Should I be taking iodine?
You should only take high doses of potassium iodide when your local authorities instruct you to. High doses of iodine should not be taken every day.
How does potassium iodide protect me?
According to the Centers for Disease Control and Prevention (CDC):
Taking high doses of potassium iodide will saturate the thyroid with non-radioactive iodine helping to prevent the thyroid from absorbing radioactive iodine.
If the gland has enough iodine in it, the thyroid doesn't absorb any radioactive iodine and it is flushed out of the system in urine.
Potassium iodide will not protect you from general radiation.
Please be aware that taking potassium iodide in higher dosages or more often than recommended can cause severe illness. High doses of potassium iodide should only be taken when directed by local health authorities.
How much Potassium Iodide should be taken?
Adults and children over 150 lbs./130 mg
Women who are breast feeding/130 mg
Children between 3 and 18 yrs. old/65 mg
1 month to 3 years old/32 mg
Birth to 1 month/16 mg
How often should someone take potassium iodide in the event of a nuclear incident?
These high doses of potassium iodide should only be taken once per day and only for the few days when instructed by your local authorities. Repeat doses should be avoided by pregnant women and newborn infants.
Is there a real threat of radioactive contamination in the U.S.?

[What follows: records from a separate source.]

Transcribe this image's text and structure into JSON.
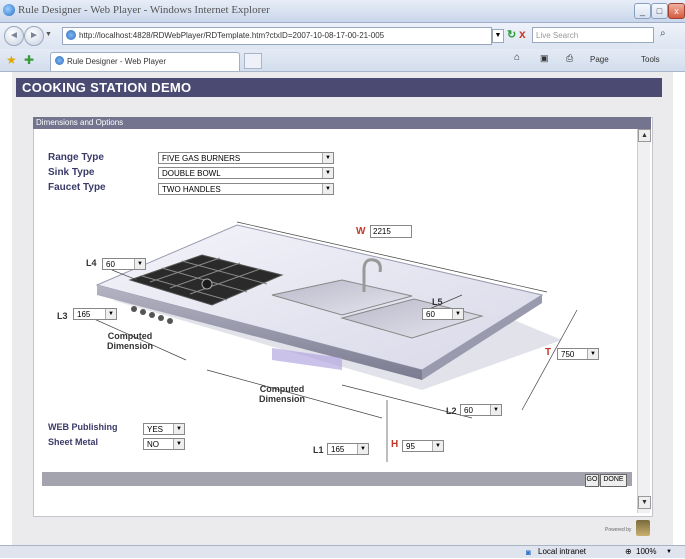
{
  "window": {
    "title": "Rule Designer - Web Player - Windows Internet Explorer",
    "minimize": "_",
    "maximize": "□",
    "close": "x"
  },
  "browser": {
    "back": "◄",
    "forward": "►",
    "url": "http://localhost:4828/RDWebPlayer/RDTemplate.htm?ctxID=2007-10-08-17-00-21-005",
    "refresh": "↻",
    "stop": "x",
    "search_placeholder": "Live Search",
    "tab_label": "Rule Designer - Web Player",
    "page_menu": "Page",
    "tools_menu": "Tools"
  },
  "app": {
    "banner_title": "COOKING STATION DEMO",
    "panel_title": "Dimensions and Options"
  },
  "options": {
    "range_type_label": "Range Type",
    "range_type_value": "FIVE GAS BURNERS",
    "sink_type_label": "Sink Type",
    "sink_type_value": "DOUBLE BOWL",
    "faucet_type_label": "Faucet Type",
    "faucet_type_value": "TWO HANDLES"
  },
  "dimensions": {
    "w_label": "W",
    "w_value": "2215",
    "l4_label": "L4",
    "l4_value": "60",
    "l3_label": "L3",
    "l3_value": "165",
    "l5_label": "L5",
    "l5_value": "60",
    "t_label": "T",
    "t_value": "750",
    "l2_label": "L2",
    "l2_value": "60",
    "l1_label": "L1",
    "l1_value": "165",
    "h_label": "H",
    "h_value": "95",
    "computed_1": "Computed Dimension",
    "computed_2": "Computed Dimension"
  },
  "publishing": {
    "web_label": "WEB Publishing",
    "web_value": "YES",
    "sheet_label": "Sheet Metal",
    "sheet_value": "NO"
  },
  "actions": {
    "go": "GO",
    "done": "DONE"
  },
  "footer": {
    "powered_by": "Powered by"
  },
  "statusbar": {
    "zone": "Local intranet",
    "zoom": "100%"
  }
}
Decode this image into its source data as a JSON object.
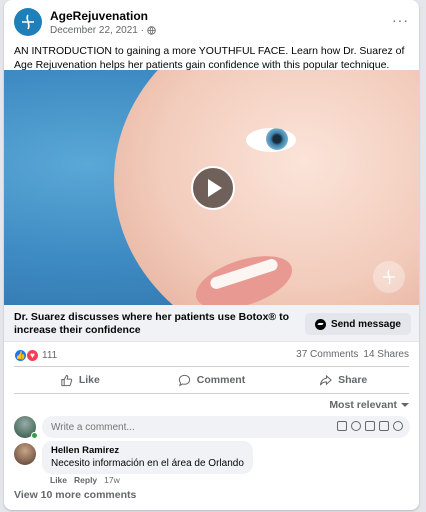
{
  "post": {
    "page_name": "AgeRejuvenation",
    "date": "December 22, 2021 ·",
    "more_label": "···",
    "text": "AN INTRODUCTION to gaining a more YOUTHFUL FACE. Learn how Dr. Suarez of Age Rejuvenation helps her patients gain confidence with this popular technique."
  },
  "link": {
    "title": "Dr. Suarez discusses where her patients use Botox® to increase their confidence",
    "cta": "Send message"
  },
  "engagement": {
    "reaction_count": "111",
    "comments": "37 Comments",
    "shares": "14 Shares"
  },
  "actions": {
    "like": "Like",
    "comment": "Comment",
    "share": "Share"
  },
  "sort_label": "Most relevant",
  "comment_box": {
    "placeholder": "Write a comment..."
  },
  "comment": {
    "author": "Hellen Ramirez",
    "text": "Necesito información en el área de Orlando",
    "like": "Like",
    "reply": "Reply",
    "time": "17w"
  },
  "view_more": "View 10 more comments",
  "colors": {
    "accent": "#1877f2",
    "love": "#f33e58",
    "brand": "#1f7fb8"
  }
}
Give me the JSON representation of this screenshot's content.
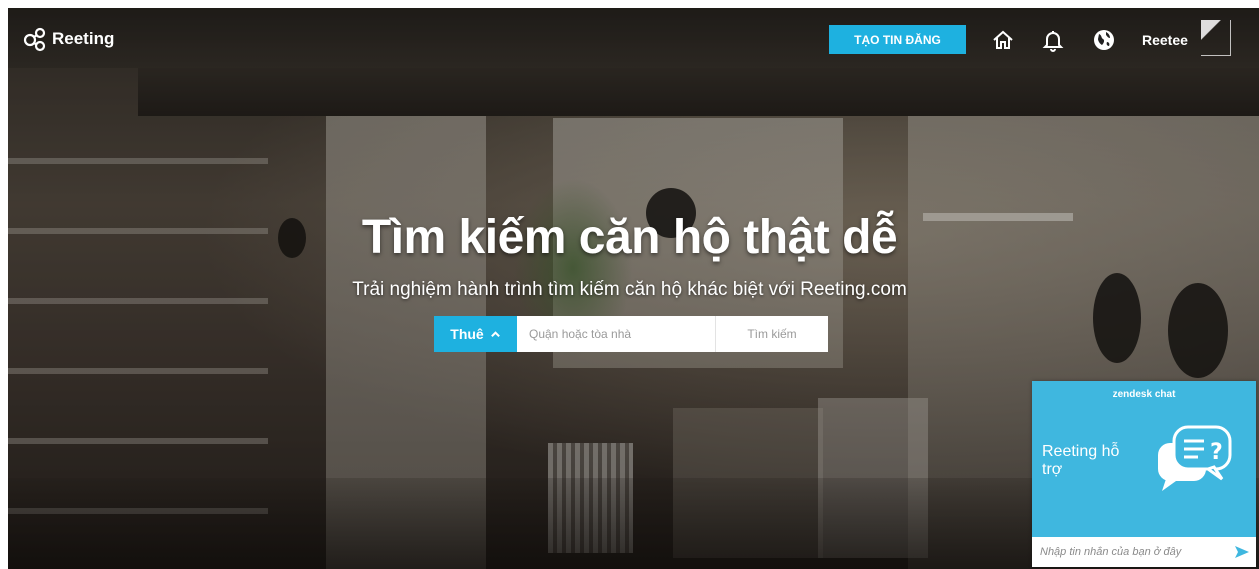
{
  "header": {
    "logo_text": "Reeting",
    "create_button": "TẠO TIN ĐĂNG",
    "user_name": "Reetee",
    "icons": [
      "home-icon",
      "bell-icon",
      "globe-icon"
    ]
  },
  "hero": {
    "title": "Tìm kiếm căn hộ thật dễ",
    "subtitle": "Trải nghiệm hành trình tìm kiếm căn hộ khác biệt với Reeting.com"
  },
  "search": {
    "type_label": "Thuê",
    "placeholder": "Quận hoặc tòa nhà",
    "button_label": "Tìm kiếm"
  },
  "chat": {
    "provider": "zendesk chat",
    "title": "Reeting hỗ trợ",
    "placeholder": "Nhập tin nhắn của bạn ở đây"
  },
  "colors": {
    "accent": "#1eb1e0",
    "chat_bg": "#3fb7df"
  }
}
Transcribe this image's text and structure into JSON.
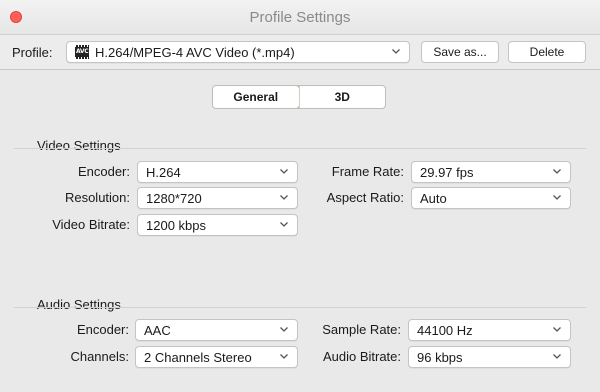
{
  "window": {
    "title": "Profile Settings"
  },
  "toolbar": {
    "profile_label": "Profile:",
    "profile_value": "H.264/MPEG-4 AVC Video (*.mp4)",
    "profile_icon": "avc-icon",
    "save_as_label": "Save as...",
    "delete_label": "Delete"
  },
  "tabs": [
    {
      "label": "General",
      "active": true
    },
    {
      "label": "3D",
      "active": false
    }
  ],
  "video": {
    "title": "Video Settings",
    "encoder_label": "Encoder:",
    "encoder_value": "H.264",
    "resolution_label": "Resolution:",
    "resolution_value": "1280*720",
    "bitrate_label": "Video Bitrate:",
    "bitrate_value": "1200 kbps",
    "framerate_label": "Frame Rate:",
    "framerate_value": "29.97 fps",
    "aspect_label": "Aspect Ratio:",
    "aspect_value": "Auto"
  },
  "audio": {
    "title": "Audio Settings",
    "encoder_label": "Encoder:",
    "encoder_value": "AAC",
    "channels_label": "Channels:",
    "channels_value": "2 Channels Stereo",
    "samplerate_label": "Sample Rate:",
    "samplerate_value": "44100 Hz",
    "bitrate_label": "Audio Bitrate:",
    "bitrate_value": "96 kbps"
  },
  "colors": {
    "close": "#ff5f57",
    "tab_accent": "#e3a24c"
  }
}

According to Greg Jaczko, chairman of the Nuclear Regulatory Commission, "... we see a very low likelihood -- really a very low probability -- that there's any possibility of harmful radiation levels in the United States, or in Hawaii or in any other U.S. territories."